Recently, it was reported that the city of Colorado Denver is set to become the second United States jurisdiction to pilot a Blockchain-powered mobile voting platform in its upcoming municipal election. The announcement came almost exactly one year later the first initiative of this kind of deployment of the mobile voting solution in West Virginia primaries and then midterm elections, which was made public in last March. This time of voting was spearheaded by the Tusk Philanthropy foundation, while Boston-based technology company Voatz took care of the software side of it. The partnership also included the National Cybersecurity Center, a nonprofit that works to raise awareness of cyber threats to the integrity of election systems.
While in West Virginia elections last year just about 150 people opted in to cast ballots through their mobile devices, the Denver campaign in May could see much wider use of the technology.

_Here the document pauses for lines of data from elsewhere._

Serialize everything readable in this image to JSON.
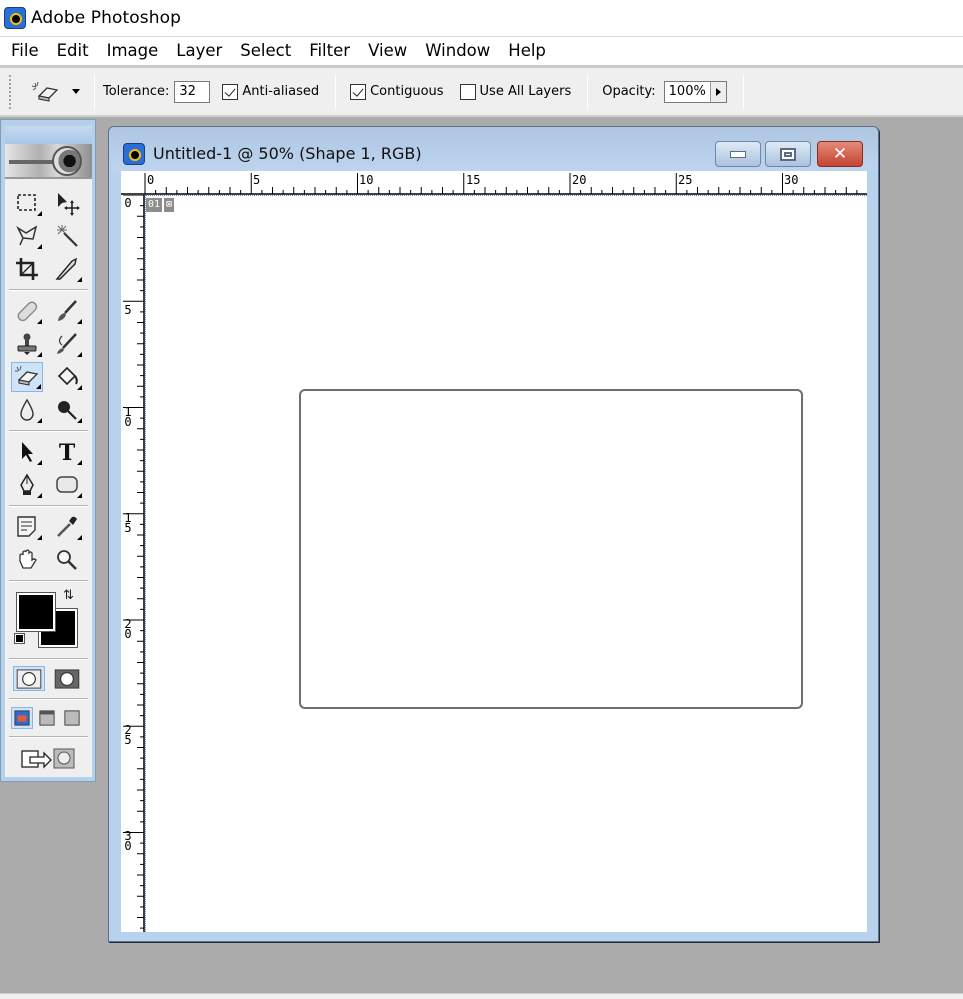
{
  "app": {
    "title": "Adobe Photoshop",
    "icon": "photoshop-eye-icon"
  },
  "menu": [
    "File",
    "Edit",
    "Image",
    "Layer",
    "Select",
    "Filter",
    "View",
    "Window",
    "Help"
  ],
  "options_bar": {
    "tool_icon": "background-eraser-icon",
    "tolerance_label": "Tolerance:",
    "tolerance_value": "32",
    "anti_aliased": {
      "label": "Anti-aliased",
      "checked": true
    },
    "contiguous": {
      "label": "Contiguous",
      "checked": true
    },
    "use_all_layers": {
      "label": "Use All Layers",
      "checked": false
    },
    "opacity_label": "Opacity:",
    "opacity_value": "100%"
  },
  "toolbox": {
    "tools": [
      {
        "name": "rectangular-marquee",
        "icon": "marquee-icon"
      },
      {
        "name": "move",
        "icon": "move-icon"
      },
      {
        "name": "lasso",
        "icon": "lasso-icon"
      },
      {
        "name": "magic-wand",
        "icon": "magic-wand-icon"
      },
      {
        "name": "crop",
        "icon": "crop-icon"
      },
      {
        "name": "slice",
        "icon": "slice-icon"
      },
      {
        "name": "healing-brush",
        "icon": "bandage-icon"
      },
      {
        "name": "brush",
        "icon": "brush-icon"
      },
      {
        "name": "clone-stamp",
        "icon": "stamp-icon"
      },
      {
        "name": "history-brush",
        "icon": "history-brush-icon"
      },
      {
        "name": "eraser",
        "icon": "eraser-icon",
        "active": true
      },
      {
        "name": "paint-bucket",
        "icon": "paint-bucket-icon"
      },
      {
        "name": "blur",
        "icon": "drop-icon"
      },
      {
        "name": "dodge",
        "icon": "dodge-icon"
      },
      {
        "name": "path-selection",
        "icon": "arrow-icon"
      },
      {
        "name": "type",
        "icon": "type-icon",
        "glyph": "T"
      },
      {
        "name": "pen",
        "icon": "pen-icon"
      },
      {
        "name": "rounded-rectangle",
        "icon": "rounded-rectangle-icon"
      },
      {
        "name": "notes",
        "icon": "notes-icon"
      },
      {
        "name": "eyedropper",
        "icon": "eyedropper-icon"
      },
      {
        "name": "hand",
        "icon": "hand-icon"
      },
      {
        "name": "zoom",
        "icon": "magnifier-icon"
      }
    ],
    "foreground_color": "#000000",
    "background_color": "#000000"
  },
  "document": {
    "title": "Untitled-1 @ 50% (Shape 1, RGB)",
    "zoom": "50%",
    "layer_name": "Shape 1",
    "color_mode": "RGB",
    "layer_badge": "01",
    "ruler_h_labels": [
      "0",
      "5",
      "10",
      "15",
      "20",
      "25",
      "30"
    ],
    "ruler_v_labels": [
      "0",
      "5",
      "10",
      "15",
      "20",
      "25",
      "30"
    ]
  },
  "colors": {
    "workspace": "#ababab",
    "window_frame": "#b8d1ec",
    "close_button": "#c44430",
    "active_tool": "#cfe3f8"
  }
}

According to the reports, the target voting population is both service members and overseas citizen voters from the city and county of Denver, totaling around 4,000 people. The idea of utilizing Distributed Ledger Technology (DLT) to record the expression of citizens’ electoral preference is still met with near-universal suspicion. This trial might become the largest Blockchain-facilitated campaign to fill political offices in the U.S. to date. As Tusk Philanthropies is on a mission to fix American democracy through radically boosting voter turnout, which in turn improve the quality of political representation. Additionally, they believe in mobile voting as a shortcut to more inclusive elections.
Since last year, the Tusk Philanthropies leadership started talking with the city of Denver and the National Cybersecurity Center regarding deploying mobile voting. The foundation was then lured by the city’s strong reputation in the area of elections and saw the opportunity to move mobile voting ahead.